Google My Maps workshop guide for Prof. Faith Smith's Spring 2024 offering of ENG 168B: Plotting Inheritance

Customize Symbols for a Map Layer

  1. Go to a map layer that includes point, line, or polygon features, then select the Style icon.

    Style icon
  2. Click the Group Places by drop-down menu to select a style.

    Group places by drop-down menu.
  3. You can choose the following styles for your map layer:
    • Uniform style: a single color and icon for every feature in the layer.
    • Sequence of numbers: display numbered icons for point features in the layer. Line and polygon features won't be numbered.
    • Individual styles: use a custom color and symbol for every feature in the layer.
    • Style by data column: display features based on a column from the layer's data table. Features can be further customized based on categories, data ranges, etc.

Move features on your map

If you need to move a feature to a new location on your map, you can use the select items tool to drag-and-drop the feature to a new location. Click the point, line, or polygon marker that you want to move, then drag-and-drop it to the new location.

Select items.

Reorder legend items

  1. You can drag-and-drop markers in your map's legend. This workflow is helpful if you need to reorder numbered markers or move a feature from one map layer to another.

    Drag and drop legend item to new location.
  2. Once you move the legend item, the symbol will update based on the style of the destination map layer. When I moved the Kingston, Jamaica point marker from one map layer to another, the number and color of the marker was updated.

    Updated legend item.

Customize Pop-up Windows

Each of the locations that you add to your map will display a pop-up window when clicked. The pop-up window for a location will display the fields from that layer's data table. You can add and edit content directly within the pop-up window, add photos and videos for that location, etc.

Think about the details that you want to highlight for the location(s) that you added to your class collaborative map:

  • What are some of the key takeaways that you want to share with your professor and classmates? 
  • How can you customize the details in your pop-up windows to help emphasize these takeaways? 
  • Will you add images or videos to your location(s)?
  • How does the presence (or absence) of media shift the narrative for the locations on your class map?


Edit Pop-up Window Details

  1. Click the map marker for the location that you want to edit. The default pop-up window will appear. You can click the edit icon (pencil) to edit the pop-up window.
  2. Use the checkboxes to turn on/off the visibility of the data fields that display in your pop-up window. Click the camera icon to add photos or videos to the location. Click Save when you're finished editing the pop-up window.
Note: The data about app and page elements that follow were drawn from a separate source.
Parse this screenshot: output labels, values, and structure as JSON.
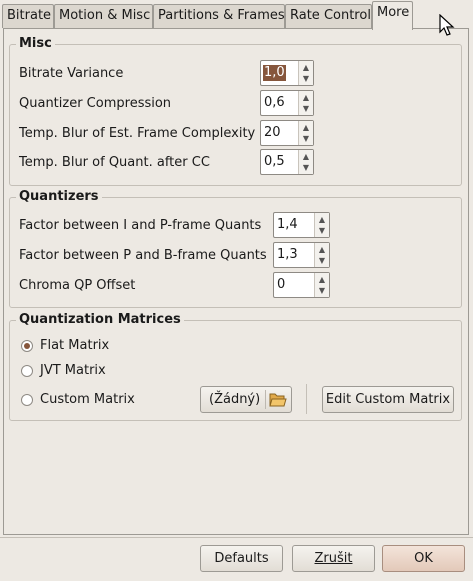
{
  "tabs": [
    {
      "label": "Bitrate"
    },
    {
      "label": "Motion & Misc"
    },
    {
      "label": "Partitions & Frames"
    },
    {
      "label": "Rate Control"
    },
    {
      "label": "More"
    }
  ],
  "misc": {
    "title": "Misc",
    "rows": [
      {
        "label": "Bitrate Variance",
        "value": "1,0"
      },
      {
        "label": "Quantizer Compression",
        "value": "0,6"
      },
      {
        "label": "Temp. Blur of Est. Frame Complexity",
        "value": "20"
      },
      {
        "label": "Temp. Blur of Quant. after CC",
        "value": "0,5"
      }
    ]
  },
  "quantizers": {
    "title": "Quantizers",
    "rows": [
      {
        "label": "Factor between I and P-frame Quants",
        "value": "1,4"
      },
      {
        "label": "Factor between P and B-frame Quants",
        "value": "1,3"
      },
      {
        "label": "Chroma QP Offset",
        "value": "0"
      }
    ]
  },
  "matrices": {
    "title": "Quantization Matrices",
    "options": [
      {
        "label": "Flat Matrix",
        "checked": true
      },
      {
        "label": "JVT Matrix",
        "checked": false
      },
      {
        "label": "Custom Matrix",
        "checked": false
      }
    ],
    "file_combo": "(Žádný)",
    "edit_button": "Edit Custom Matrix"
  },
  "footer": {
    "defaults": "Defaults",
    "cancel": "Zrušit",
    "ok": "OK"
  },
  "colors": {
    "background": "#ede9e3",
    "accent": "#86563c"
  }
}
    Customize pop-up window.

    Note: When you turn on/off the visibility of specific data fields (e.g., description, year), the visibility settings will be batch applied to all features in that map layer. If you want to apply different settings to each feature, you will need to chose the Group Map Layers by Individual Places style when you're selecting a style for your overall map layer.


Add Media to a Pop-up Window

  1. Click the Camera icon to add a photos or videos to a pop-up window. 
  2. You can upload files from your computer; use your webcam or an image URL;  or select files from Google Photos, Google Images, Google Drive, or YouTube.
  3. You can preview the image or video that you've added to the pop-up window. Use the + icon to add additional media. Use the trash can icon to delete an image or video.

    Kingston Jamaica. Image from Wikimedia Commons.
    Image source: Wikimedia Commons
  4. Click Save to apply your changes.

Change your Basemap

  1. Click Base map to select a new basemap (i.e., background reference map) from the basemap gallery.
    Base map.
  2. Choose a basemap that helps viewers focus on the locations you’ve chosen to highlight from your novels. Here are some criteria to consider when selecting a basemap:

    • Do you like how your basemap looks at different scales? How does it look when you view the entire world, a single country, or a single city?

    • Do you want a basemap that shows contemporary street names? 

    • Does the basemap include details that aren't relevant to your project (e.g., grocery store locations)?

    • How well do your symbols contrast with your basemap? Are they easy to spot or do they blend in with the basemap?